** DATA LISTING follows **

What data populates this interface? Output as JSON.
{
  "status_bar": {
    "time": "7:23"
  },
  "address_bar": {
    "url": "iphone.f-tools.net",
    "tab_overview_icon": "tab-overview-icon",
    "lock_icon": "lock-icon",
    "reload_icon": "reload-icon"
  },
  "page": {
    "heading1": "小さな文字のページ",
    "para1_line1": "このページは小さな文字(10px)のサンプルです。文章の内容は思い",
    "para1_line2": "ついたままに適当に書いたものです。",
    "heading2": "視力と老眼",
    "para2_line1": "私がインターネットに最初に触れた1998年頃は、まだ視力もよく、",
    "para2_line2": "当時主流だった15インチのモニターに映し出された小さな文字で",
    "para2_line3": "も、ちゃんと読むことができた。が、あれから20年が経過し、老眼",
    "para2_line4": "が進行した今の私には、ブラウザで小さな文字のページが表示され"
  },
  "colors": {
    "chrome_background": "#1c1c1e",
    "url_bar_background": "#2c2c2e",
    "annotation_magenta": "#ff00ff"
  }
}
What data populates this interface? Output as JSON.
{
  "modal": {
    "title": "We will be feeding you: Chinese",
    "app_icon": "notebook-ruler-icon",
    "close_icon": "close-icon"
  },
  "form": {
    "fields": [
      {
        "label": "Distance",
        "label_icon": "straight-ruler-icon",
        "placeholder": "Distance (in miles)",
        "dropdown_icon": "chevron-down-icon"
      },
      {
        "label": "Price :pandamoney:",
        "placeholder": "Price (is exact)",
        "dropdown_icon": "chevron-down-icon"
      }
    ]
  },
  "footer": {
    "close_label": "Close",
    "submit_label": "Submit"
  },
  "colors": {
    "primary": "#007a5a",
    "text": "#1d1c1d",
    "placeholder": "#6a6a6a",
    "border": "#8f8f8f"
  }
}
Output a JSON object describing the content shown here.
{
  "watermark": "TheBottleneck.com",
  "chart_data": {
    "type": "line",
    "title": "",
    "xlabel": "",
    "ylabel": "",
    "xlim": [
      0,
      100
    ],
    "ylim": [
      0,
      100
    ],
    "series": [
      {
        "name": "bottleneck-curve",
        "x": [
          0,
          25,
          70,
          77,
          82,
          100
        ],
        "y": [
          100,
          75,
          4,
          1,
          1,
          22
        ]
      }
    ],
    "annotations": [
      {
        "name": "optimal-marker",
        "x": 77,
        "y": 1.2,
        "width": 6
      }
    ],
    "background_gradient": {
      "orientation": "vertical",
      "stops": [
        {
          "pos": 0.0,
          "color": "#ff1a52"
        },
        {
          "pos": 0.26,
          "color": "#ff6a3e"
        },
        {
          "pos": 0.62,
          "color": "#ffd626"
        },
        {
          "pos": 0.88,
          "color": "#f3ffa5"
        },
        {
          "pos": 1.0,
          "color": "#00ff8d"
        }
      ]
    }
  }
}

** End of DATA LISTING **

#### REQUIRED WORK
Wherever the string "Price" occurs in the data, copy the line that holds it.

#### RESPONSE BOX
        "label": "Price :pandamoney:",
        "placeholder": "Price (is exact)",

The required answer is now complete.